India’s statistical system was once a source of pride but now it’s becoming a proxy for institutional decay. The latest problem is the hollowing out of the National Statistical Commission, a body entrusted with setting standards. Its last two independent members put in their papers on Monday, leaving the seven-member body with just two representatives, both from government. The proximate cause was government delay in releasing a new series of employment data, which has been ready for two months. This delay suggests a worryingly casual approach to economic policy making.
Household surveys are the most comprehensive method of assessing the job market. For decades India had a robust household survey for employment, carried out by NSSO at five-yearly intervals. Unfortunately the last survey was released in 2011-12. Government has released other indicators of employment since then but nothing that matches the breadth of NSSO’s five-year surveys. To plug the gap, in 2017 NSSO began a new household survey to publish annual labour force data – whose release is being delayed, perhaps till after the Lok Sabha elections.
Indeed the larger problem undermining the statistical system is politicisation of data. In the same vein, when the statistics ministry belatedly released back series data for GDP last year, not only was the back series incomplete Niti Aayog got involved in it. Political motives were ascribed to this. Delay in employment data will be viewed the same way – especially as a private initiative by Bombay Stock Exchange and CMIE to estimate employment through household surveys shows that things are tough in the job market. If India’s statistical system is to regain its lustre, politicisation must stop. Job creation being a critical measure of the efficacy of economic policy, India needs robust and regular job data to achieve better outcomes.

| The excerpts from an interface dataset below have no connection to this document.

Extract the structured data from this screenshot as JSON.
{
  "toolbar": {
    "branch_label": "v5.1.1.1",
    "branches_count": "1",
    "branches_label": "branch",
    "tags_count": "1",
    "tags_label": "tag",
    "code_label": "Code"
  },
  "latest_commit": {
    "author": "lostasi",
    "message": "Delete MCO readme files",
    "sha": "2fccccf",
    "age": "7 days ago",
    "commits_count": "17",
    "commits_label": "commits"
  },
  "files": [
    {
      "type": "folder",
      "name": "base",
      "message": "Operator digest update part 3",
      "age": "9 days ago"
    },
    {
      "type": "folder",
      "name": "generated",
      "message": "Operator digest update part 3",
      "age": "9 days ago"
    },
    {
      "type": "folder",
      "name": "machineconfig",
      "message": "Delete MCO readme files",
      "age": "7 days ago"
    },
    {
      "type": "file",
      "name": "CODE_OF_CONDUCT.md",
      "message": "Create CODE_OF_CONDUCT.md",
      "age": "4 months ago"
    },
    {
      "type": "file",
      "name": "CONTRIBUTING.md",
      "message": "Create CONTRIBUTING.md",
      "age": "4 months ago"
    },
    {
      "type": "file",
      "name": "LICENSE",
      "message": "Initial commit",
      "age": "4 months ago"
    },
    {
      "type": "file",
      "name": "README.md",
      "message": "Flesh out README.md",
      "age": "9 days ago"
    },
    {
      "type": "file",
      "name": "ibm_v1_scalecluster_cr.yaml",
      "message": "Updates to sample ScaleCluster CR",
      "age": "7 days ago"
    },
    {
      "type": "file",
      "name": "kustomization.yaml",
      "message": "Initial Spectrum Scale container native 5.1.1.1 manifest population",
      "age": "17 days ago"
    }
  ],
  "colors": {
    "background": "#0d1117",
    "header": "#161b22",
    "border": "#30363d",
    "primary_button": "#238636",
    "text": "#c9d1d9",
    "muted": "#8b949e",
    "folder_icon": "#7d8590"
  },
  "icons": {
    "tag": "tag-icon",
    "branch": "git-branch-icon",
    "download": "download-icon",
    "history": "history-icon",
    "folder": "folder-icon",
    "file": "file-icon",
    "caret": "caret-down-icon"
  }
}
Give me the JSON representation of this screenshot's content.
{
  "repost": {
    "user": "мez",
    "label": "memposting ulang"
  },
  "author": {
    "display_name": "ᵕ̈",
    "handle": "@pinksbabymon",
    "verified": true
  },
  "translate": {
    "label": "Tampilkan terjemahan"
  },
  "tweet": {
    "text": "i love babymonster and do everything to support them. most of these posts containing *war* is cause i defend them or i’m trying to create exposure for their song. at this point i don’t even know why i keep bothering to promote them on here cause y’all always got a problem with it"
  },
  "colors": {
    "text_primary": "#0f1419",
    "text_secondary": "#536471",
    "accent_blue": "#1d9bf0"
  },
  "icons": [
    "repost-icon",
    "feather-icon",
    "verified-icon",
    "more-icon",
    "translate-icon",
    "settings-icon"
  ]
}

This piece appeared as an editorial opinion in the print edition of The Times of India.
via Don’t hide job data: National Statistical Commission’s hollowing out is bad news for economic policy making